There are many different theories on the origin of the Bedlington Terrier. Some even suggest that the breed made its way through Europe thanks to a band of gypsy’s who used the dog to poach game on neighboring estates. It is believed that the breed comes from England, in particular, the Hanny Hills region of Northumberland. After doing some research and comparing theories, the most common conclusion found was that the breed could credit it’s start thanks to a man named Joseph Ainsley of Bedlington.
In the early 1800’s a strain of game terriers evolved that were known as “Rothbury Terriers”. In 1825, Ainsley was the first person to acquire a female Rothbury. This dog was known as “Coates Phoebe”, and she produced the first litter of “actual” Bedlingtons. Through trial and error, Ainsley developed the breed we know today.

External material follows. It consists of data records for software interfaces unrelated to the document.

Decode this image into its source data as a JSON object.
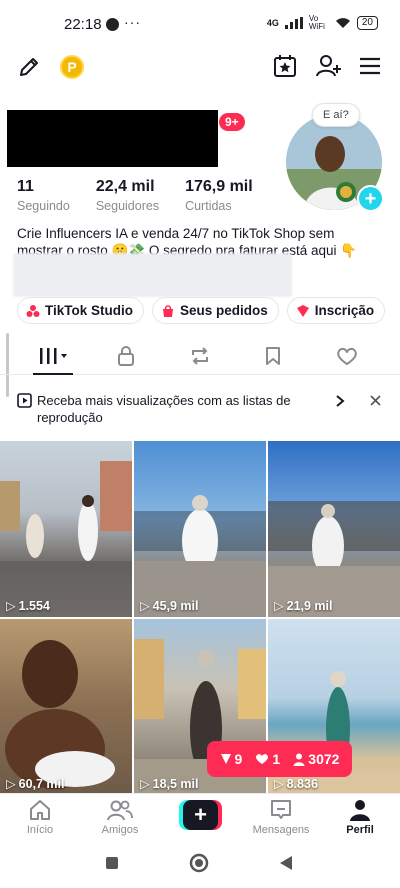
{
  "status_bar": {
    "time": "22:18",
    "more": "···",
    "network": "4G",
    "wifi_label": "Vo WiFi",
    "battery": "20"
  },
  "profile": {
    "notification_count": "9+",
    "avatar_bubble": "E aí?",
    "stats": [
      {
        "value": "11",
        "label": "Seguindo"
      },
      {
        "value": "22,4 mil",
        "label": "Seguidores"
      },
      {
        "value": "176,9 mil",
        "label": "Curtidas"
      }
    ],
    "bio_line1": "Crie Influencers IA e venda 24/7 no TikTok Shop sem",
    "bio_line2": "mostrar o rosto 🤫💸 O segredo pra faturar está aqui 👇"
  },
  "chips": [
    {
      "label": "TikTok Studio",
      "icon": "studio-icon"
    },
    {
      "label": "Seus pedidos",
      "icon": "orders-icon"
    },
    {
      "label": "Inscrição",
      "icon": "subscription-icon"
    }
  ],
  "banner": {
    "text": "Receba mais visualizações com as listas de reprodução"
  },
  "videos": [
    {
      "views": "1.554"
    },
    {
      "views": "45,9 mil"
    },
    {
      "views": "21,9 mil"
    },
    {
      "views": "60,7 mil"
    },
    {
      "views": "18,5 mil"
    },
    {
      "views": "8.836"
    }
  ],
  "live_stats": {
    "gifts": "9",
    "likes": "1",
    "viewers": "3072"
  },
  "nav": {
    "home": "Início",
    "friends": "Amigos",
    "create": "+",
    "inbox": "Mensagens",
    "profile": "Perfil"
  },
  "colors": {
    "accent": "#fe2c55",
    "cyan": "#25f4ee",
    "text": "#161823",
    "muted": "#8a8b91"
  }
}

Like most breeds, it’s name came from the town in which the dog was created, leading to its new name “Bedlington”. In 1877, a group of influential fanciers started the National Bedlington Terrier Club (England) to expose the breed to the public.

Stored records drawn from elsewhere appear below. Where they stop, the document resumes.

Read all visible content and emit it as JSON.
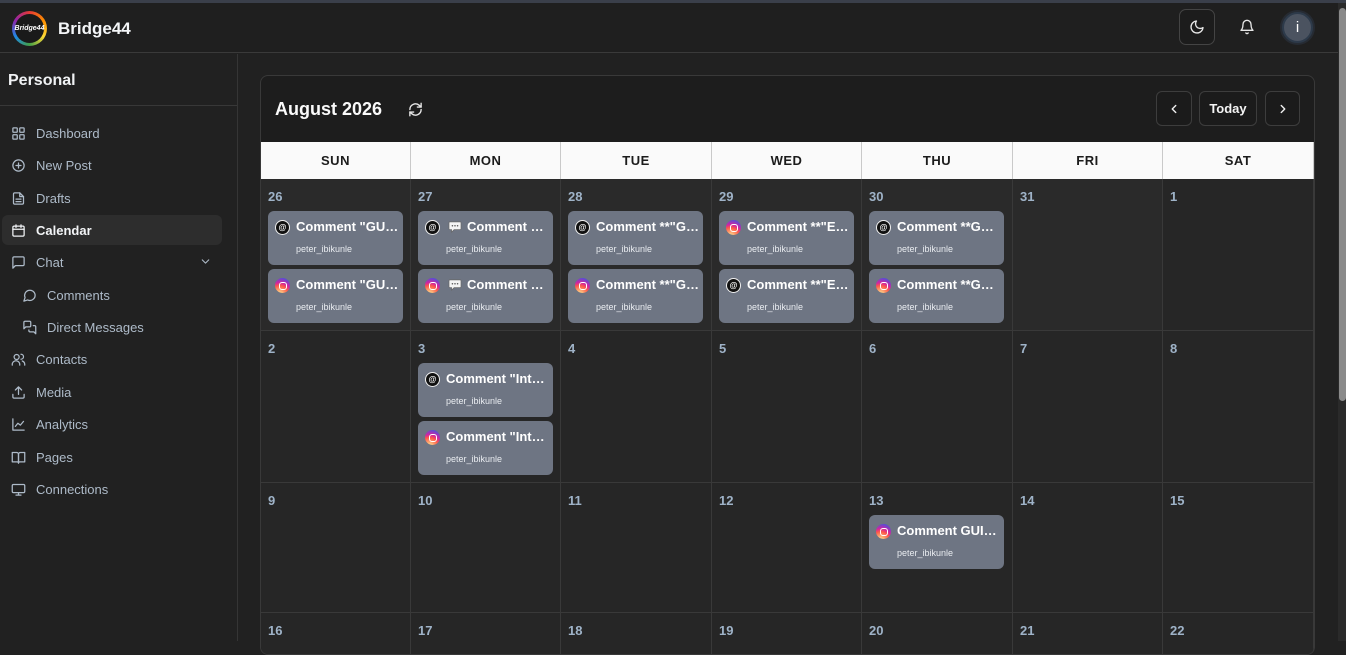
{
  "app": {
    "name": "Bridge44",
    "logo_text": "Bridge44"
  },
  "topbar": {
    "theme_toggle_icon": "moon-icon",
    "notifications_icon": "bell-icon",
    "avatar_initial": "i"
  },
  "sidebar": {
    "workspace": "Personal",
    "items": [
      {
        "label": "Dashboard",
        "icon": "grid-icon",
        "active": false,
        "sub": false
      },
      {
        "label": "New Post",
        "icon": "plus-circle-icon",
        "active": false,
        "sub": false
      },
      {
        "label": "Drafts",
        "icon": "file-icon",
        "active": false,
        "sub": false
      },
      {
        "label": "Calendar",
        "icon": "calendar-icon",
        "active": true,
        "sub": false
      },
      {
        "label": "Chat",
        "icon": "message-square-icon",
        "active": false,
        "sub": false,
        "expandable": true
      },
      {
        "label": "Comments",
        "icon": "message-circle-icon",
        "active": false,
        "sub": true
      },
      {
        "label": "Direct Messages",
        "icon": "messages-icon",
        "active": false,
        "sub": true
      },
      {
        "label": "Contacts",
        "icon": "users-icon",
        "active": false,
        "sub": false
      },
      {
        "label": "Media",
        "icon": "upload-icon",
        "active": false,
        "sub": false
      },
      {
        "label": "Analytics",
        "icon": "chart-line-icon",
        "active": false,
        "sub": false
      },
      {
        "label": "Pages",
        "icon": "book-icon",
        "active": false,
        "sub": false
      },
      {
        "label": "Connections",
        "icon": "monitor-icon",
        "active": false,
        "sub": false
      }
    ]
  },
  "calendar": {
    "month_label": "August 2026",
    "today_label": "Today",
    "weekdays": [
      "SUN",
      "MON",
      "TUE",
      "WED",
      "THU",
      "FRI",
      "SAT"
    ],
    "weeks": [
      [
        {
          "day": "26",
          "other": true,
          "events": [
            {
              "platform": "threads",
              "title": "Comment \"GUIDE",
              "user": "peter_ibikunle",
              "bubble": false
            },
            {
              "platform": "instagram",
              "title": "Comment \"GUIDE",
              "user": "peter_ibikunle",
              "bubble": false
            }
          ]
        },
        {
          "day": "27",
          "other": true,
          "events": [
            {
              "platform": "threads",
              "title": "Comment \"GUIDE",
              "user": "peter_ibikunle",
              "bubble": true
            },
            {
              "platform": "instagram",
              "title": "Comment \"GUIDE",
              "user": "peter_ibikunle",
              "bubble": true
            }
          ]
        },
        {
          "day": "28",
          "other": true,
          "events": [
            {
              "platform": "threads",
              "title": "Comment **\"GUIDE",
              "user": "peter_ibikunle",
              "bubble": false
            },
            {
              "platform": "instagram",
              "title": "Comment **\"GUIDE",
              "user": "peter_ibikunle",
              "bubble": false
            }
          ]
        },
        {
          "day": "29",
          "other": true,
          "events": [
            {
              "platform": "instagram",
              "title": "Comment **\"EXAMPLE",
              "user": "peter_ibikunle",
              "bubble": false
            },
            {
              "platform": "threads",
              "title": "Comment **\"EXAMPLE",
              "user": "peter_ibikunle",
              "bubble": false
            }
          ]
        },
        {
          "day": "30",
          "other": true,
          "events": [
            {
              "platform": "threads",
              "title": "Comment **GUIDE",
              "user": "peter_ibikunle",
              "bubble": false
            },
            {
              "platform": "instagram",
              "title": "Comment **GUIDE",
              "user": "peter_ibikunle",
              "bubble": false
            }
          ]
        },
        {
          "day": "31",
          "other": true,
          "events": []
        },
        {
          "day": "1",
          "other": false,
          "events": []
        }
      ],
      [
        {
          "day": "2",
          "events": []
        },
        {
          "day": "3",
          "events": [
            {
              "platform": "threads",
              "title": "Comment \"Interested",
              "user": "peter_ibikunle",
              "bubble": false
            },
            {
              "platform": "instagram",
              "title": "Comment \"Interested",
              "user": "peter_ibikunle",
              "bubble": false
            }
          ]
        },
        {
          "day": "4",
          "events": []
        },
        {
          "day": "5",
          "events": []
        },
        {
          "day": "6",
          "events": []
        },
        {
          "day": "7",
          "events": []
        },
        {
          "day": "8",
          "events": []
        }
      ],
      [
        {
          "day": "9",
          "events": []
        },
        {
          "day": "10",
          "events": []
        },
        {
          "day": "11",
          "events": []
        },
        {
          "day": "12",
          "events": []
        },
        {
          "day": "13",
          "events": [
            {
              "platform": "instagram",
              "title": "Comment GUIDE",
              "user": "peter_ibikunle",
              "bubble": false
            }
          ]
        },
        {
          "day": "14",
          "events": []
        },
        {
          "day": "15",
          "events": []
        }
      ],
      [
        {
          "day": "16",
          "events": []
        },
        {
          "day": "17",
          "events": []
        },
        {
          "day": "18",
          "events": []
        },
        {
          "day": "19",
          "events": []
        },
        {
          "day": "20",
          "events": []
        },
        {
          "day": "21",
          "events": []
        },
        {
          "day": "22",
          "events": []
        }
      ]
    ]
  }
}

The Bedlington Terrier has been called “a lamb on a leash” due to its non shedding fur and woolly texture. Their colors vary from blue, sandy, liver, sable, or dark brown/ black and can be solid in color or have tan markings. Like most dogs, their color becomes paler with age, but this breed should never be pure white. White Bedlingtons are an easy sign of an error in the breeding. Pure white indicates a lack of “guard hairs”, the harsh hairs in the coat that give it texture and offer protection from the elements.
All breeds have some sort of typical health issues assigned to them. The Bedlington is prone to a disease known as “Copper Toxicosis”. CT is an inherited recessive disease characterized by a build up of excess copper in the liver. If a Bedlington develops the disease its estimated life expectancy severely decreases. It is imperative that if you are planning on purchasing a Bedlington that you receive proof of it’s unaffected status. The breeder should be able to have this information readily available to you, as a CT can be easily detected by a simple liver biopsy.

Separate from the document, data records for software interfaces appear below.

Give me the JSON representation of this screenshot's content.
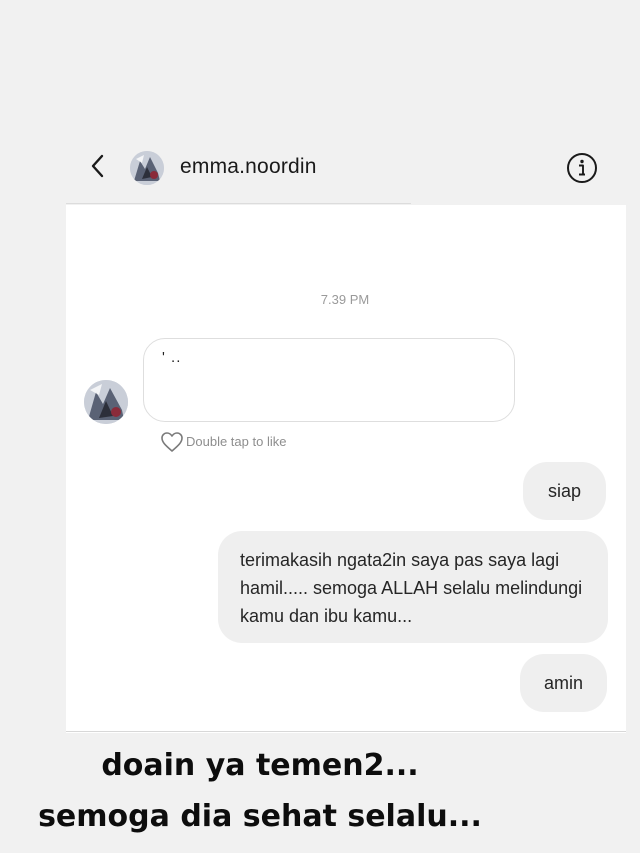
{
  "header": {
    "username": "emma.noordin",
    "back_icon": "chevron-left-icon",
    "info_icon": "info-circle-icon"
  },
  "conversation": {
    "timestamp": "7.39 PM",
    "incoming": {
      "text": "' ..",
      "like_hint": "Double tap to like"
    },
    "outgoing": [
      {
        "text": "siap"
      },
      {
        "text": "terimakasih ngata2in saya pas saya lagi hamil..... semoga ALLAH selalu melindungi kamu dan ibu kamu..."
      },
      {
        "text": "amin"
      }
    ]
  },
  "caption": {
    "line1": "doain ya temen2...",
    "line2": "semoga dia sehat selalu..."
  },
  "colors": {
    "background": "#f1f1f1",
    "panel": "#ffffff",
    "outgoing_bubble": "#efefef",
    "muted_text": "#8e8e8e"
  }
}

Aside from the breeds odd appearance, compared to other terriers, the Bedlington has a calmer nature and “better manners”. It is extremely hypoallergenic, and is a great choice for allergy sufferers looking to own a dog. It can be a wonderful family pet as long as it has plenty of room to relieve itself of built up energy. This dog was made to hunt and track, which means like most terriers, it will dig up your yard. A great addition to any family, as long as mom isn’t too attached to her flower bed.